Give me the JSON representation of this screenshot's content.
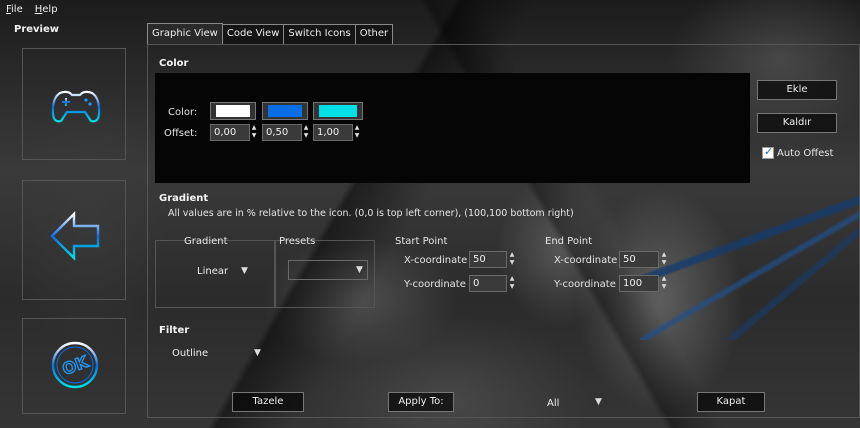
{
  "menu": {
    "file": "File",
    "help": "Help"
  },
  "preview": {
    "label": "Preview",
    "icons": [
      "gamepad-icon",
      "back-arrow-icon",
      "ok-icon"
    ],
    "accent": "#1f9bff"
  },
  "tabs": [
    {
      "label": "Graphic View",
      "active": true
    },
    {
      "label": "Code View",
      "active": false
    },
    {
      "label": "Switch Icons",
      "active": false
    },
    {
      "label": "Other",
      "active": false
    }
  ],
  "color_section": {
    "title": "Color",
    "color_label": "Color:",
    "offset_label": "Offset:",
    "stops": [
      {
        "color": "#ffffff",
        "offset": "0,00"
      },
      {
        "color": "#0a6ee6",
        "offset": "0,50"
      },
      {
        "color": "#00e0e6",
        "offset": "1,00"
      }
    ],
    "add_button": "Ekle",
    "remove_button": "Kaldır",
    "auto_offset": {
      "label": "Auto Offest",
      "checked": true
    }
  },
  "gradient_section": {
    "title": "Gradient",
    "note": "All values are in % relative to the icon. (0,0 is top left corner), (100,100 bottom right)",
    "gradient_label": "Gradient",
    "gradient_value": "Linear",
    "presets_label": "Presets",
    "presets_value": "",
    "start_point": {
      "label": "Start Point",
      "x_label": "X-coordinate",
      "x": "50",
      "y_label": "Y-coordinate",
      "y": "0"
    },
    "end_point": {
      "label": "End Point",
      "x_label": "X-coordinate",
      "x": "50",
      "y_label": "Y-coordinate",
      "y": "100"
    }
  },
  "filter_section": {
    "title": "Filter",
    "value": "Outline"
  },
  "footer": {
    "refresh_button": "Tazele",
    "apply_button": "Apply To:",
    "apply_target": "All",
    "close_button": "Kapat"
  }
}
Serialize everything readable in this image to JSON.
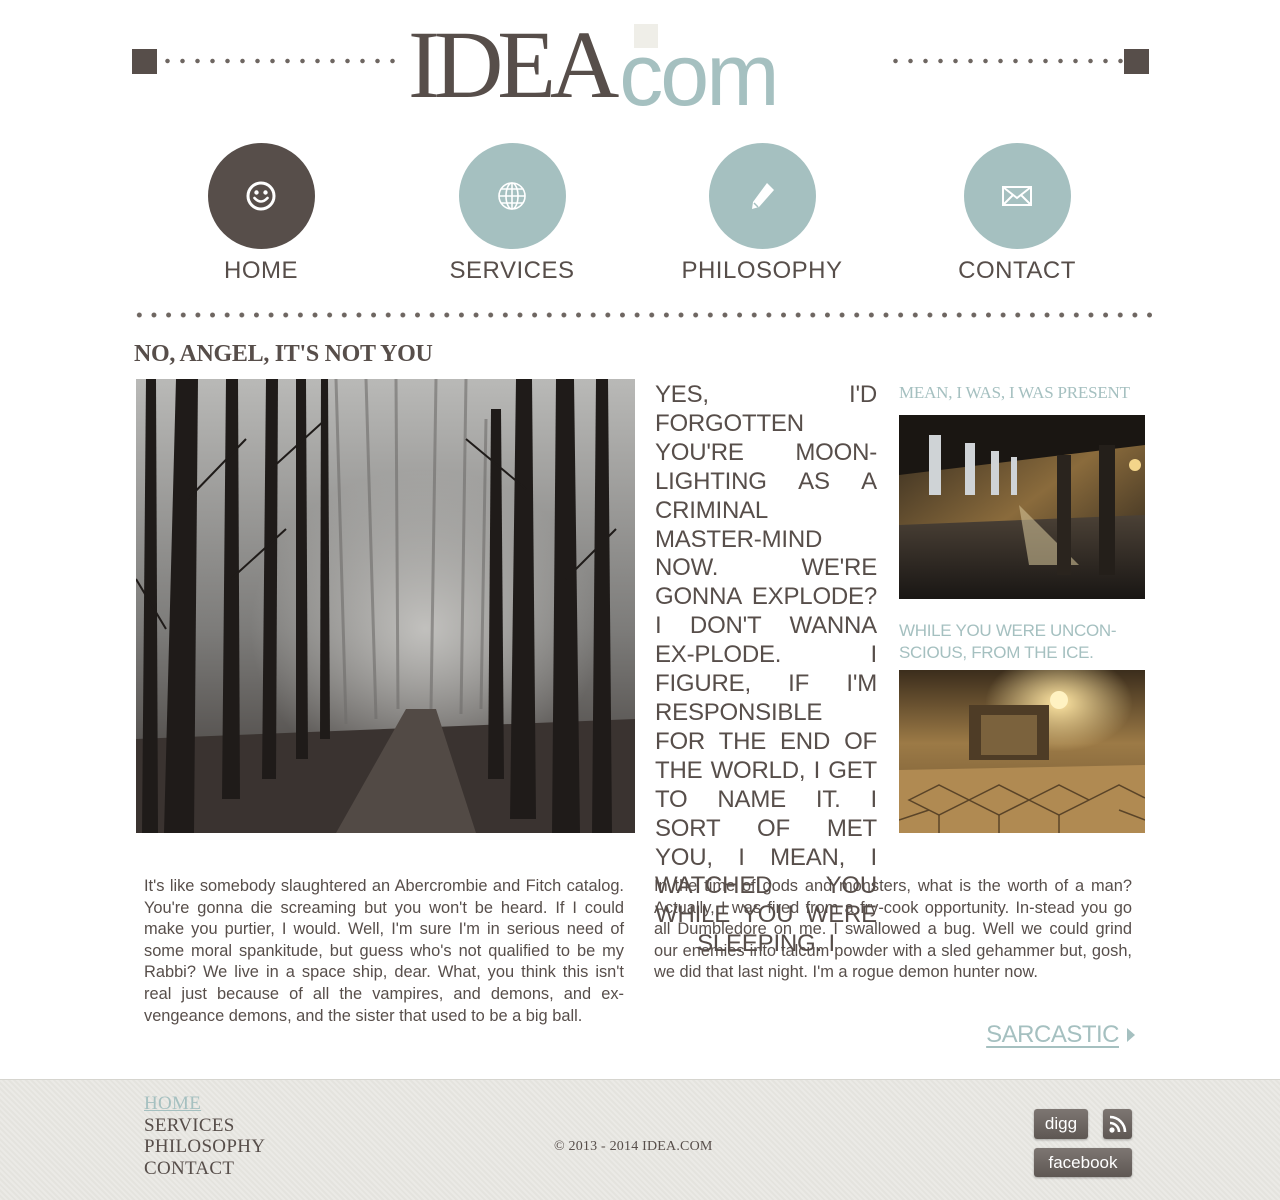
{
  "logo": {
    "brand": "IDEA",
    "suffix": "com"
  },
  "nav": [
    {
      "label": "HOME",
      "icon": "smiley-icon",
      "active": true
    },
    {
      "label": "SERVICES",
      "icon": "globe-icon",
      "active": false
    },
    {
      "label": "PHILOSOPHY",
      "icon": "pencil-icon",
      "active": false
    },
    {
      "label": "CONTACT",
      "icon": "envelope-icon",
      "active": false
    }
  ],
  "main": {
    "title": "NO, ANGEL, IT'S NOT YOU",
    "feature_text": "YES, I'D FORGOTTEN YOU'RE MOON-LIGHTING AS A CRIMINAL MASTER-MIND NOW. WE'RE GONNA EXPLODE? I DON'T WANNA EX-PLODE. I FIGURE, IF I'M RESPONSIBLE FOR THE END OF THE WORLD, I GET TO NAME IT. I SORT OF MET YOU, I MEAN, I WATCHED YOU WHILE YOU WERE SLEEPING. I",
    "side_title_1": "MEAN, I WAS, I WAS PRESENT",
    "side_title_2": "WHILE YOU WERE UNCON-SCIOUS, FROM THE ICE.",
    "body_left": "It's like somebody slaughtered an Abercrombie and Fitch catalog. You're gonna die screaming but you won't be heard. If I could make you purtier, I would. Well, I'm sure I'm in serious need of some moral spankitude, but guess who's not qualified to be my Rabbi? We live in a space ship, dear. What, you think this isn't real just because of all the vampires, and demons, and ex-vengeance demons, and the sister that used to be a big ball.",
    "body_right": "In the time of gods and monsters, what is the worth of a man? Actually, I was fired from a fry-cook opportunity. In-stead you go all Dumbledore on me. I swallowed a bug. Well we could grind our enemies into talcum powder with a sled gehammer but, gosh, we did that last night. I'm a rogue demon hunter now.",
    "more_link": "SARCASTIC"
  },
  "footer": {
    "nav": [
      {
        "label": "HOME",
        "active": true
      },
      {
        "label": "SERVICES",
        "active": false
      },
      {
        "label": "PHILOSOPHY",
        "active": false
      },
      {
        "label": "CONTACT",
        "active": false
      }
    ],
    "copyright": "© 2013 - 2014 IDEA.COM",
    "social": {
      "digg": "digg",
      "facebook": "facebook",
      "rss_icon": "rss-icon"
    }
  },
  "colors": {
    "dark": "#574e4a",
    "accent": "#a5c0c0",
    "footer_bg": "#e4e3de"
  }
}
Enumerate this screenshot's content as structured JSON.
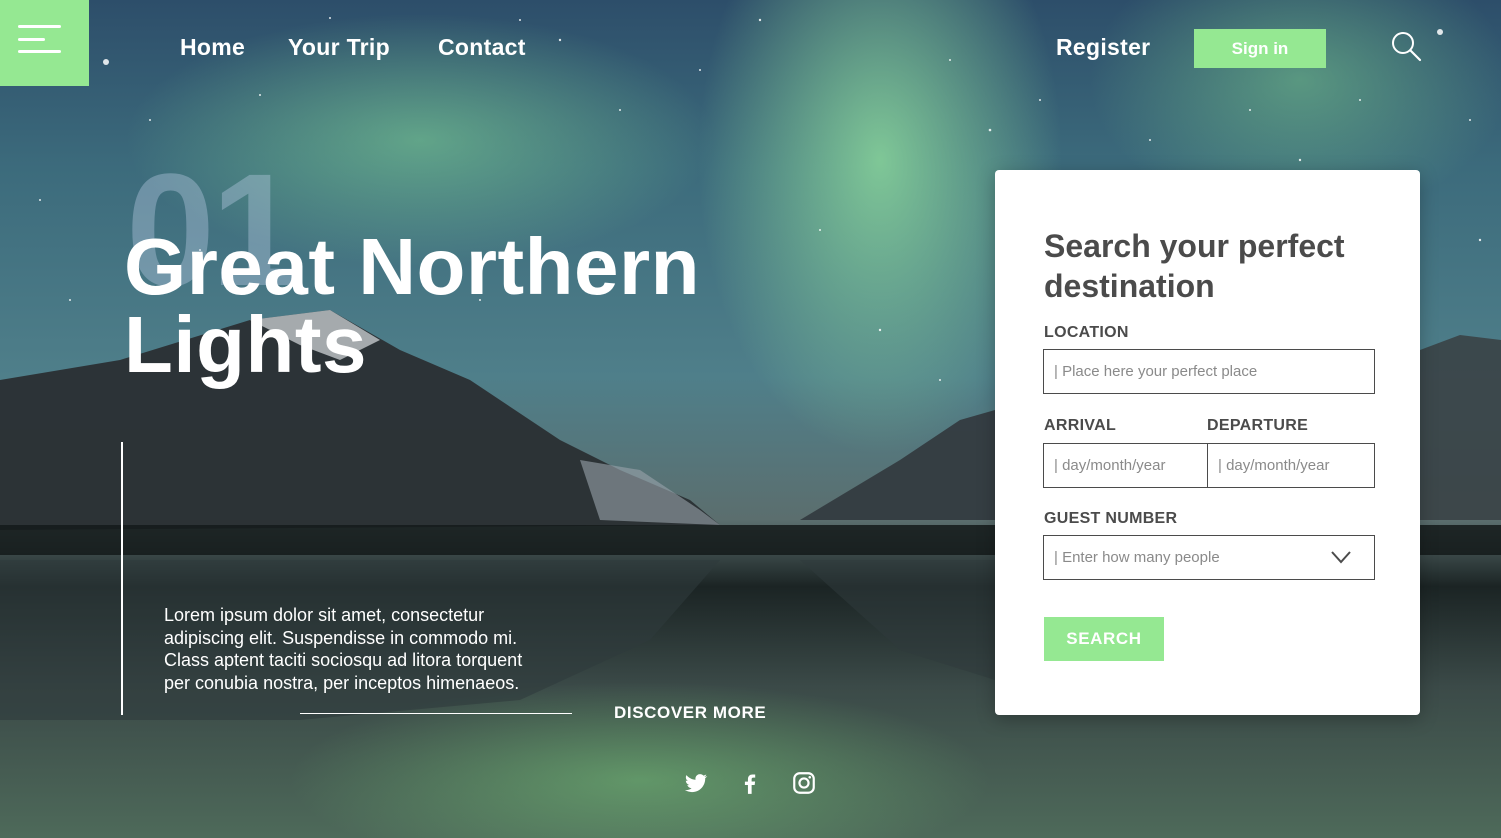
{
  "nav": {
    "home": "Home",
    "your_trip": "Your Trip",
    "contact": "Contact",
    "register": "Register",
    "sign_in": "Sign in"
  },
  "hero": {
    "number": "01",
    "title_line1": "Great Northern",
    "title_line2": "Lights",
    "description": "Lorem ipsum dolor sit amet, consectetur adipiscing elit. Suspendisse in commodo mi. Class aptent taciti sociosqu ad litora torquent per conubia nostra, per inceptos himenaeos.",
    "discover": "DISCOVER MORE"
  },
  "form": {
    "title": "Search your perfect destination",
    "location_label": "LOCATION",
    "location_placeholder": "| Place here your perfect place",
    "arrival_label": "ARRIVAL",
    "arrival_placeholder": "| day/month/year",
    "departure_label": "DEPARTURE",
    "departure_placeholder": "| day/month/year",
    "guest_label": "GUEST NUMBER",
    "guest_placeholder": "| Enter how many people",
    "search_button": "SEARCH"
  },
  "social": [
    "twitter-icon",
    "facebook-icon",
    "instagram-icon"
  ],
  "colors": {
    "accent": "#95e892",
    "text_dark": "#4b4b4b"
  }
}
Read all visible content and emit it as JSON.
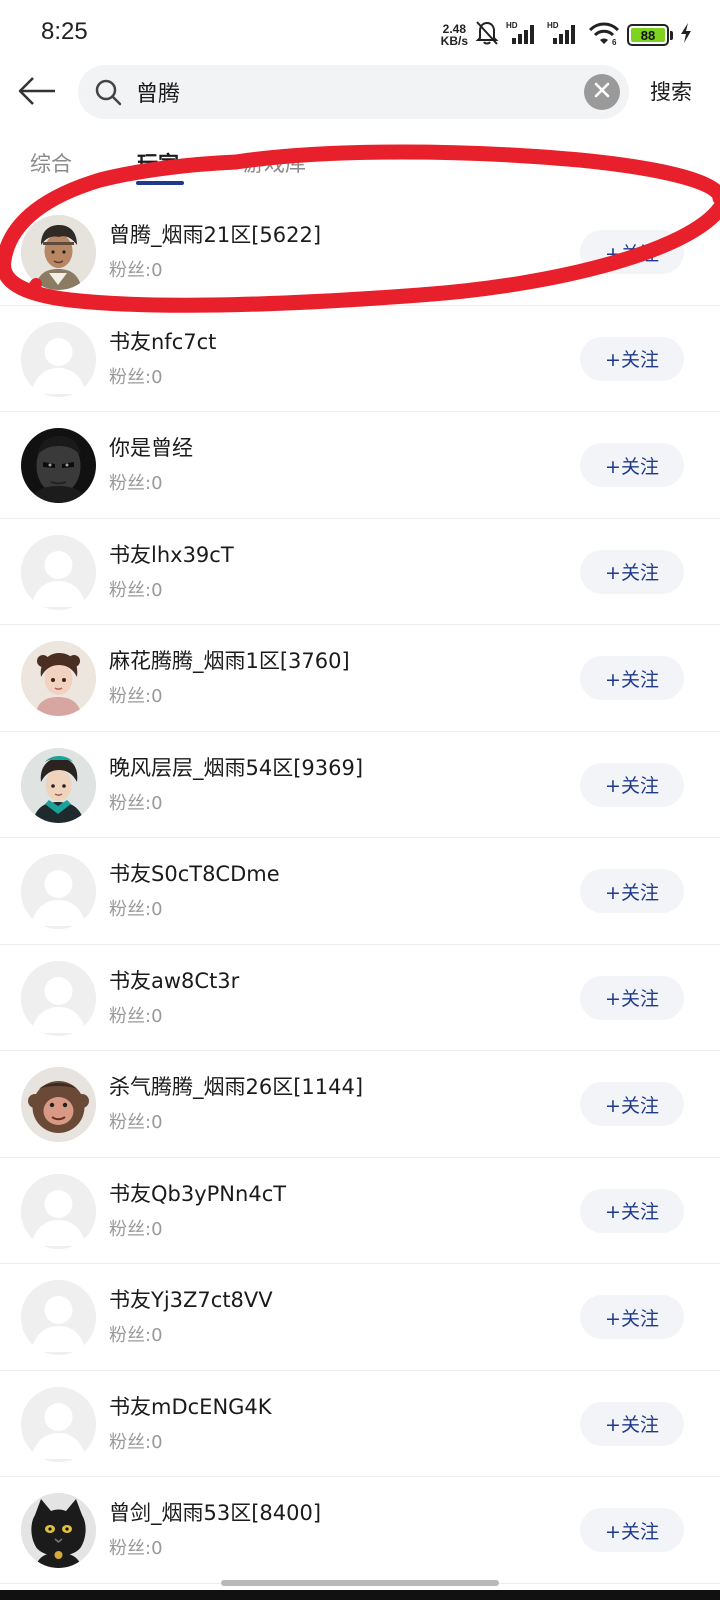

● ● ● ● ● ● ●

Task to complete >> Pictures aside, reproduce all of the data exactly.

Answer box >>
Give me the JSON representation of this screenshot's content.
{
  "menu": {
    "file": "File",
    "help": "Help"
  },
  "preview": {
    "label": "Preview",
    "icons": [
      "gamepad-icon",
      "back-arrow-icon",
      "ok-icon"
    ],
    "accent": "#1f9bff"
  },
  "tabs": [
    {
      "label": "Graphic View",
      "active": true
    },
    {
      "label": "Code View",
      "active": false
    },
    {
      "label": "Switch Icons",
      "active": false
    },
    {
      "label": "Other",
      "active": false
    }
  ],
  "color_section": {
    "title": "Color",
    "color_label": "Color:",
    "offset_label": "Offset:",
    "stops": [
      {
        "color": "#ffffff",
        "offset": "0,00"
      },
      {
        "color": "#0a6ee6",
        "offset": "0,50"
      },
      {
        "color": "#00e0e6",
        "offset": "1,00"
      }
    ],
    "add_button": "Ekle",
    "remove_button": "Kaldır",
    "auto_offset": {
      "label": "Auto Offest",
      "checked": true
    }
  },
  "gradient_section": {
    "title": "Gradient",
    "note": "All values are in % relative to the icon. (0,0 is top left corner), (100,100 bottom right)",
    "gradient_label": "Gradient",
    "gradient_value": "Linear",
    "presets_label": "Presets",
    "presets_value": "",
    "start_point": {
      "label": "Start Point",
      "x_label": "X-coordinate",
      "x": "50",
      "y_label": "Y-coordinate",
      "y": "0"
    },
    "end_point": {
      "label": "End Point",
      "x_label": "X-coordinate",
      "x": "50",
      "y_label": "Y-coordinate",
      "y": "100"
    }
  },
  "filter_section": {
    "title": "Filter",
    "value": "Outline"
  },
  "footer": {
    "refresh_button": "Tazele",
    "apply_button": "Apply To:",
    "apply_target": "All",
    "close_button": "Kapat"
  }
}
Serialize everything readable in this image to JSON.
{
  "logo": {
    "brand": "IDEA",
    "suffix": "com"
  },
  "nav": [
    {
      "label": "HOME",
      "icon": "smiley-icon",
      "active": true
    },
    {
      "label": "SERVICES",
      "icon": "globe-icon",
      "active": false
    },
    {
      "label": "PHILOSOPHY",
      "icon": "pencil-icon",
      "active": false
    },
    {
      "label": "CONTACT",
      "icon": "envelope-icon",
      "active": false
    }
  ],
  "main": {
    "title": "NO, ANGEL, IT'S NOT YOU",
    "feature_text": "YES, I'D FORGOTTEN YOU'RE MOON-LIGHTING AS A CRIMINAL MASTER-MIND NOW. WE'RE GONNA EXPLODE? I DON'T WANNA EX-PLODE. I FIGURE, IF I'M RESPONSIBLE FOR THE END OF THE WORLD, I GET TO NAME IT. I SORT OF MET YOU, I MEAN, I WATCHED YOU WHILE YOU WERE SLEEPING. I",
    "side_title_1": "MEAN, I WAS, I WAS PRESENT",
    "side_title_2": "WHILE YOU WERE UNCON-SCIOUS, FROM THE ICE.",
    "body_left": "It's like somebody slaughtered an Abercrombie and Fitch catalog. You're gonna die screaming but you won't be heard. If I could make you purtier, I would. Well, I'm sure I'm in serious need of some moral spankitude, but guess who's not qualified to be my Rabbi? We live in a space ship, dear. What, you think this isn't real just because of all the vampires, and demons, and ex-vengeance demons, and the sister that used to be a big ball.",
    "body_right": "In the time of gods and monsters, what is the worth of a man? Actually, I was fired from a fry-cook opportunity. In-stead you go all Dumbledore on me. I swallowed a bug. Well we could grind our enemies into talcum powder with a sled gehammer but, gosh, we did that last night. I'm a rogue demon hunter now.",
    "more_link": "SARCASTIC"
  },
  "footer": {
    "nav": [
      {
        "label": "HOME",
        "active": true
      },
      {
        "label": "SERVICES",
        "active": false
      },
      {
        "label": "PHILOSOPHY",
        "active": false
      },
      {
        "label": "CONTACT",
        "active": false
      }
    ],
    "copyright": "© 2013 - 2014 IDEA.COM",
    "social": {
      "digg": "digg",
      "facebook": "facebook",
      "rss_icon": "rss-icon"
    }
  },
  "colors": {
    "dark": "#574e4a",
    "accent": "#a5c0c0",
    "footer_bg": "#e4e3de"
  }
}
Enumerate this screenshot's content as structured JSON.
{
  "nav": {
    "home": "Home",
    "your_trip": "Your Trip",
    "contact": "Contact",
    "register": "Register",
    "sign_in": "Sign in"
  },
  "hero": {
    "number": "01",
    "title_line1": "Great Northern",
    "title_line2": "Lights",
    "description": "Lorem ipsum dolor sit amet, consectetur adipiscing elit. Suspendisse in commodo mi. Class aptent taciti sociosqu ad litora torquent per conubia nostra, per inceptos himenaeos.",
    "discover": "DISCOVER MORE"
  },
  "form": {
    "title": "Search your perfect destination",
    "location_label": "LOCATION",
    "location_placeholder": "| Place here your perfect place",
    "arrival_label": "ARRIVAL",
    "arrival_placeholder": "| day/month/year",
    "departure_label": "DEPARTURE",
    "departure_placeholder": "| day/month/year",
    "guest_label": "GUEST NUMBER",
    "guest_placeholder": "| Enter how many people",
    "search_button": "SEARCH"
  },
  "social": [
    "twitter-icon",
    "facebook-icon",
    "instagram-icon"
  ],
  "colors": {
    "accent": "#95e892",
    "text_dark": "#4b4b4b"
  }
}
Read all visible content and emit it as JSON.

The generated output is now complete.